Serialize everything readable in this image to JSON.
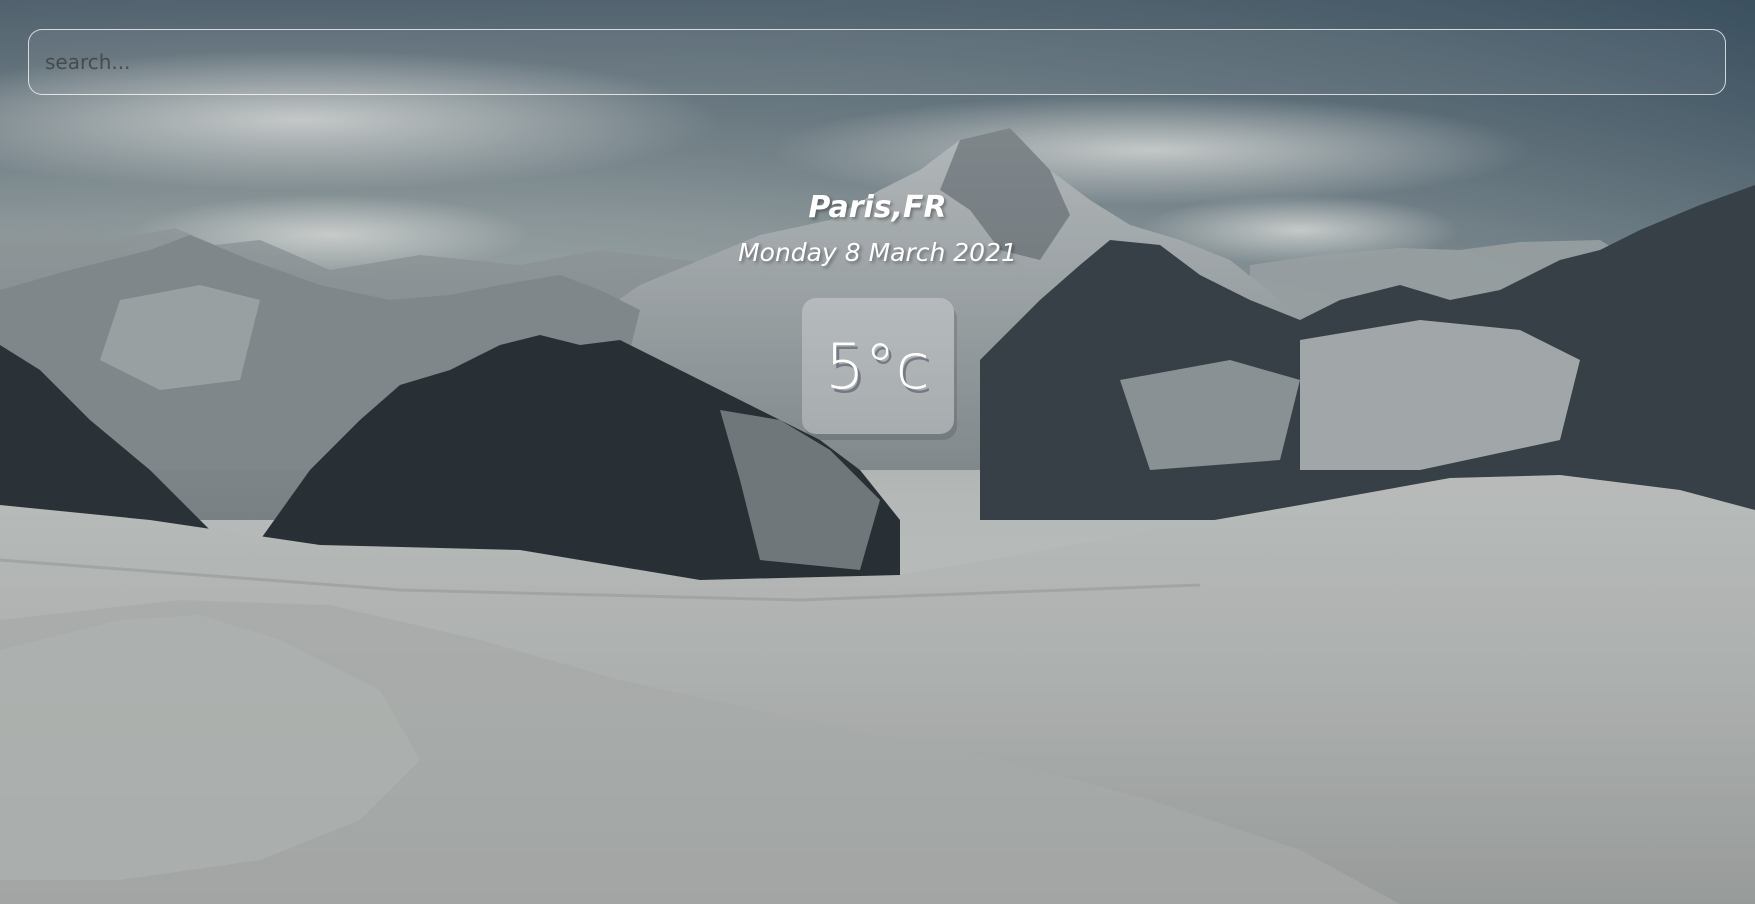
{
  "search": {
    "placeholder": "search...",
    "value": ""
  },
  "weather": {
    "location": "Paris,FR",
    "date": "Monday 8 March 2021",
    "temperature": "5°c"
  },
  "colors": {
    "text": "#ffffff",
    "sky": "#9aa6a8",
    "snow": "#d9dbd8",
    "rock": "#2c3338"
  }
}
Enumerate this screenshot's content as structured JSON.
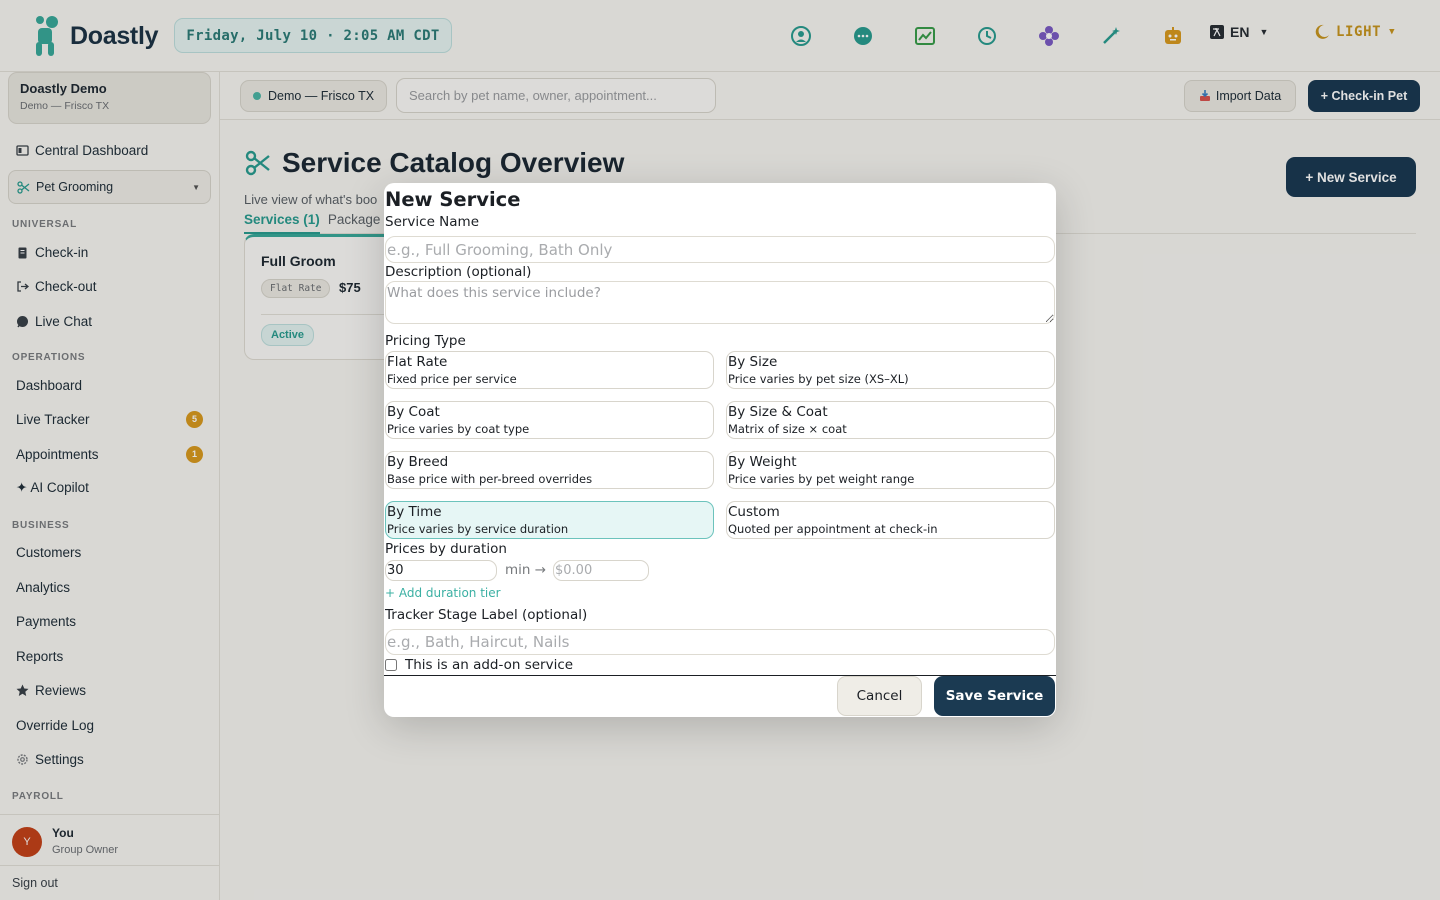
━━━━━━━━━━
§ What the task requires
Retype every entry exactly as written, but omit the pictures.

§ Answer to this task
Serialize everything readable in this image to JSON.
{
  "search": {
    "placeholder": "search...",
    "value": ""
  },
  "weather": {
    "location": "Paris,FR",
    "date": "Monday 8 March 2021",
    "temperature": "5°c"
  },
  "colors": {
    "text": "#ffffff",
    "sky": "#9aa6a8",
    "snow": "#d9dbd8",
    "rock": "#2c3338"
  }
}
Enumerate this screenshot's content as structured JSON.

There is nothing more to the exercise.